Bird hides are strange places. They are basically garden sheds with windows that open, but instead of being full of trowels, that bicycle that you promise yourself you’ll ride down the canal in better weather (yet never do) and the Flymo that gives off electric shocks when you use it, they are stocked to the rafters with expensive, hi-tech camera and telescopic gadgetry. They are also full of people wearing non-rustle camouflage clothing, sitting – for the most part – in silence… I assume this is also a difference from your sheds too – If not, I’m afraid I have misjudged you all.
In his book, Birdwatchingwatching (2009), Alex Horne describes bird-watching as ‘essentially an enormous game of hide and seek, in which you do the hiding and the seeking and the birds have no idea they’re involved in a game.’ The birds go about their business unaware that they are basically being pried upon by a group of voyeurs – It’s a brilliantly simple way to watch nature up close and the birds aren’t bothered by any of this… Until the deafening silence is broken when someone’s phone rings. In my experience, mobiles that ring in bird hides seem to embarrass the owner in two ways: (i) They feel bad that they forgot to switch the device to silent and this may scare off anything outside and (ii) The ringtone is always seemingly cringe worthy. My two experiences of phones going off in bird hides has brought the sound of something akin to Motörhead and, more recently, a computerized voice loudly repeating ‘YOU ARE BEING CALLED BY YOUR DAUGHTER… YOU ARE BEING CALLED BY YOUR DAUGHTER!’ Both of which seem incredibly out of place in a shed… and possibly out of place anywhere.

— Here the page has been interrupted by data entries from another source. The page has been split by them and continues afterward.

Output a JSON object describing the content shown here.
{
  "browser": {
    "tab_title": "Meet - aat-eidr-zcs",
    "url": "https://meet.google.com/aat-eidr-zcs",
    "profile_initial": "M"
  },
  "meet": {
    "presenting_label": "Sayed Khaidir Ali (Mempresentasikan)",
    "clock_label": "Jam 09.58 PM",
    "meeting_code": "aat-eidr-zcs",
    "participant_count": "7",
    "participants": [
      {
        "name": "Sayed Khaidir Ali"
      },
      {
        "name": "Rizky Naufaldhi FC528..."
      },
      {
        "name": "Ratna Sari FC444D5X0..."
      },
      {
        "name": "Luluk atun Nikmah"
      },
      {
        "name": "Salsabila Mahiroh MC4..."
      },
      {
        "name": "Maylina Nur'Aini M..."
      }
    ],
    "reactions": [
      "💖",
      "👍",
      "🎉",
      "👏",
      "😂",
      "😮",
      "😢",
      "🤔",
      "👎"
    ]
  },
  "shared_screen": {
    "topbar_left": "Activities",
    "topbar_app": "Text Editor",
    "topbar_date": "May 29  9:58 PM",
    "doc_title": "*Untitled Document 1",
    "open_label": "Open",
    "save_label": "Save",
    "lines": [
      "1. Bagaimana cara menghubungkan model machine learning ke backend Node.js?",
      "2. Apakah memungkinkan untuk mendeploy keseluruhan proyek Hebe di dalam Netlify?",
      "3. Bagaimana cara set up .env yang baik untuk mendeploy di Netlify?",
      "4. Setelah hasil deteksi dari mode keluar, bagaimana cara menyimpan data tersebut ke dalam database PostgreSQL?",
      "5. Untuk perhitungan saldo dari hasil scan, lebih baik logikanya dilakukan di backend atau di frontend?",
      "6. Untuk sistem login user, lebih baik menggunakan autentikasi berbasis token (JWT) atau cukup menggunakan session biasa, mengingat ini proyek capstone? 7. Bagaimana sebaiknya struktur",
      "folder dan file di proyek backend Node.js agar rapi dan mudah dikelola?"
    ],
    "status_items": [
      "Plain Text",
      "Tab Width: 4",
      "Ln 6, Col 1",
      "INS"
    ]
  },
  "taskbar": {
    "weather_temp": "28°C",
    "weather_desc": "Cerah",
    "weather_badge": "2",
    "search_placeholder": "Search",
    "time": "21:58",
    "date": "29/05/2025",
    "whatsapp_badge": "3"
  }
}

My phone is always on silent, but I always check before entering a hide – I would hate to scare off a Blue Tit with something from my extensive Celine Dion collection.
A visit to Warnham Nature Reserve was my means of adding to my 2014 bird list. It is a great little place just outside Horsham and it was here that I saw my first ever Osprey a couple of years ago. They also serve the biggest slices of cake I have ever seen. It is also home to my (so far) favourite bird hide (How cool do I sound?)
Outside the hide is a wooded area that attracts a remarkable array of wildlife. Birds line up in the trees and take turns to visit the feeders – It’s a bit like aeroplanes waiting for their turn to come in and land at an airport.
No new species, but a slice of cake the size of my head and some great views of birds from the warmth of a glorified potting shed made for a superb day.
After the unmitigated success of Fauna Corner last week, I am proud to announce the launch of my 2014 Butterfly Board, where I pictorially highlight the Lepidoptera I’ve managed to spy whilst out and about.
Butterflies are beautifully photogenic creatures and usually fairly cooperative when having a camera pointed at them. That said, I am pretty sure that one will, one day, be the death of me as I tend to give pursuit whenever I see one, following them without due care and attention. Last year I almost fell off the North Downs whilst trying to get a photograph of a Marbled White. I got no photo, but did get grass burnt elbows.